# WHAT NEEDS TO BE DONE
In the response, the entries must appear exactly as supplied.
### DATA TO PROCESS
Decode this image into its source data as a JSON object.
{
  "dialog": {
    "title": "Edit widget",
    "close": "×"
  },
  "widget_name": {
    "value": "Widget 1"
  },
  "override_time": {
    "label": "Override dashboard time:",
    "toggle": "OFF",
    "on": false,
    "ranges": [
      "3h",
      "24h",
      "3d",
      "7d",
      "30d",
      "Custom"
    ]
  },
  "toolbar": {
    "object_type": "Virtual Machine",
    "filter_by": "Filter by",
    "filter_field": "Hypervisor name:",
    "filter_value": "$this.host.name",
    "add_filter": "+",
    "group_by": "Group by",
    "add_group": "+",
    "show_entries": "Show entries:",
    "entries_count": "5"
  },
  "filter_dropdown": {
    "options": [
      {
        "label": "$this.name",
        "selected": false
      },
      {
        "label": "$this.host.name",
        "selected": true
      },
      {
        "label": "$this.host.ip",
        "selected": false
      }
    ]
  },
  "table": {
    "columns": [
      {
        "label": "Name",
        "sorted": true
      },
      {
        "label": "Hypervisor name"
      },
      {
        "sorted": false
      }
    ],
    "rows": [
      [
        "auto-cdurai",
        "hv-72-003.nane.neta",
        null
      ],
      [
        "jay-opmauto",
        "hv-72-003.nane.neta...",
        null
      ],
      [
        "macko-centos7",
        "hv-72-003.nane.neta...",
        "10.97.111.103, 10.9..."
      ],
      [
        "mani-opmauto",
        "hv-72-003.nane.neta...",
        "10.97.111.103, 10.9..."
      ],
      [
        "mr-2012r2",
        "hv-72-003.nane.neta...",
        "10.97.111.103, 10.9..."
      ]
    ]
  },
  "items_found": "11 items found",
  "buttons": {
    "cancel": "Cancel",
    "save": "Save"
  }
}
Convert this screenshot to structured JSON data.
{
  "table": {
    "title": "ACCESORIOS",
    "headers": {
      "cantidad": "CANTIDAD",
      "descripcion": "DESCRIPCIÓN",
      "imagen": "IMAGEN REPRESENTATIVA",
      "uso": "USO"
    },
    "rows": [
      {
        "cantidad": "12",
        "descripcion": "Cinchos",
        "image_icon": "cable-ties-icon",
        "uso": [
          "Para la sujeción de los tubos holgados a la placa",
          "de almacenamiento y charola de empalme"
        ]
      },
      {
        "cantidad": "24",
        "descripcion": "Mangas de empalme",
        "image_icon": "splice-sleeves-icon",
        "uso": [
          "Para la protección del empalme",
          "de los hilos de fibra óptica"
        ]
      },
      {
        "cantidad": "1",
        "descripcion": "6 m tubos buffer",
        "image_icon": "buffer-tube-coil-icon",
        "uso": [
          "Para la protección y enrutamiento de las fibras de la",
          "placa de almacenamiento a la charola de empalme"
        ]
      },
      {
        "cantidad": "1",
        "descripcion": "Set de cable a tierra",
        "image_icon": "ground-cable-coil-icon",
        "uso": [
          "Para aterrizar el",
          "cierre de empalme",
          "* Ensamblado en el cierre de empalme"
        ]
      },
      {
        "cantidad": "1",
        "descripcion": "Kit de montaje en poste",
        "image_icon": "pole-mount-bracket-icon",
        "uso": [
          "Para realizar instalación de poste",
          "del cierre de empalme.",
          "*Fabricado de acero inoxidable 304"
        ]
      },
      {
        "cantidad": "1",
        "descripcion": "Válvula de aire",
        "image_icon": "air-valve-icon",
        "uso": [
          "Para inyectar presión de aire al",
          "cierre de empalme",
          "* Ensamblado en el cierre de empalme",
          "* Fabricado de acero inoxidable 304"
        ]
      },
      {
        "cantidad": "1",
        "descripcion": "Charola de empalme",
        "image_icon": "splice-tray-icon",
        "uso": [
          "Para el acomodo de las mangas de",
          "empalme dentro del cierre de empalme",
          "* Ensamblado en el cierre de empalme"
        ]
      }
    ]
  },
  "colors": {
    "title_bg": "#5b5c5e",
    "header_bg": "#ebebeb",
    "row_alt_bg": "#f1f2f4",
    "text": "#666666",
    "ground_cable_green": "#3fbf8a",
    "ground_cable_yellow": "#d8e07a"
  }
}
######
# ANSWER BOX
Decode this image into its source data as a JSON object.
{
  "dialog": {
    "title": "Edit widget",
    "close": "×"
  },
  "widget_name": {
    "value": "Widget 1"
  },
  "override_time": {
    "label": "Override dashboard time:",
    "toggle": "OFF",
    "on": false,
    "ranges": [
      "3h",
      "24h",
      "3d",
      "7d",
      "30d",
      "Custom"
    ]
  },
  "toolbar": {
    "object_type": "Virtual Machine",
    "filter_by": "Filter by",
    "filter_field": "Hypervisor name:",
    "filter_value": "$this.host.name",
    "add_filter": "+",
    "group_by": "Group by",
    "add_group": "+",
    "show_entries": "Show entries:",
    "entries_count": "5"
  },
  "filter_dropdown": {
    "options": [
      {
        "label": "$this.name",
        "selected": false
      },
      {
        "label": "$this.host.name",
        "selected": true
      },
      {
        "label": "$this.host.ip",
        "selected": false
      }
    ]
  },
  "table": {
    "columns": [
      {
        "label": "Name",
        "sorted": true
      },
      {
        "label": "Hypervisor name"
      },
      {
        "sorted": false
      }
    ],
    "rows": [
      [
        "auto-cdurai",
        "hv-72-003.nane.neta",
        null
      ],
      [
        "jay-opmauto",
        "hv-72-003.nane.neta...",
        null
      ],
      [
        "macko-centos7",
        "hv-72-003.nane.neta...",
        "10.97.111.103, 10.9..."
      ],
      [
        "mani-opmauto",
        "hv-72-003.nane.neta...",
        "10.97.111.103, 10.9..."
      ],
      [
        "mr-2012r2",
        "hv-72-003.nane.neta...",
        "10.97.111.103, 10.9..."
      ]
    ]
  },
  "items_found": "11 items found",
  "buttons": {
    "cancel": "Cancel",
    "save": "Save"
  }
}
Convert this screenshot to structured JSON data.
{
  "table": {
    "title": "ACCESORIOS",
    "headers": {
      "cantidad": "CANTIDAD",
      "descripcion": "DESCRIPCIÓN",
      "imagen": "IMAGEN REPRESENTATIVA",
      "uso": "USO"
    },
    "rows": [
      {
        "cantidad": "12",
        "descripcion": "Cinchos",
        "image_icon": "cable-ties-icon",
        "uso": [
          "Para la sujeción de los tubos holgados a la placa",
          "de almacenamiento y charola de empalme"
        ]
      },
      {
        "cantidad": "24",
        "descripcion": "Mangas de empalme",
        "image_icon": "splice-sleeves-icon",
        "uso": [
          "Para la protección del empalme",
          "de los hilos de fibra óptica"
        ]
      },
      {
        "cantidad": "1",
        "descripcion": "6 m tubos buffer",
        "image_icon": "buffer-tube-coil-icon",
        "uso": [
          "Para la protección y enrutamiento de las fibras de la",
          "placa de almacenamiento a la charola de empalme"
        ]
      },
      {
        "cantidad": "1",
        "descripcion": "Set de cable a tierra",
        "image_icon": "ground-cable-coil-icon",
        "uso": [
          "Para aterrizar el",
          "cierre de empalme",
          "* Ensamblado en el cierre de empalme"
        ]
      },
      {
        "cantidad": "1",
        "descripcion": "Kit de montaje en poste",
        "image_icon": "pole-mount-bracket-icon",
        "uso": [
          "Para realizar instalación de poste",
          "del cierre de empalme.",
          "*Fabricado de acero inoxidable 304"
        ]
      },
      {
        "cantidad": "1",
        "descripcion": "Válvula de aire",
        "image_icon": "air-valve-icon",
        "uso": [
          "Para inyectar presión de aire al",
          "cierre de empalme",
          "* Ensamblado en el cierre de empalme",
          "* Fabricado de acero inoxidable 304"
        ]
      },
      {
        "cantidad": "1",
        "descripcion": "Charola de empalme",
        "image_icon": "splice-tray-icon",
        "uso": [
          "Para el acomodo de las mangas de",
          "empalme dentro del cierre de empalme",
          "* Ensamblado en el cierre de empalme"
        ]
      }
    ]
  },
  "colors": {
    "title_bg": "#5b5c5e",
    "header_bg": "#ebebeb",
    "row_alt_bg": "#f1f2f4",
    "text": "#666666",
    "ground_cable_green": "#3fbf8a",
    "ground_cable_yellow": "#d8e07a"
  }
}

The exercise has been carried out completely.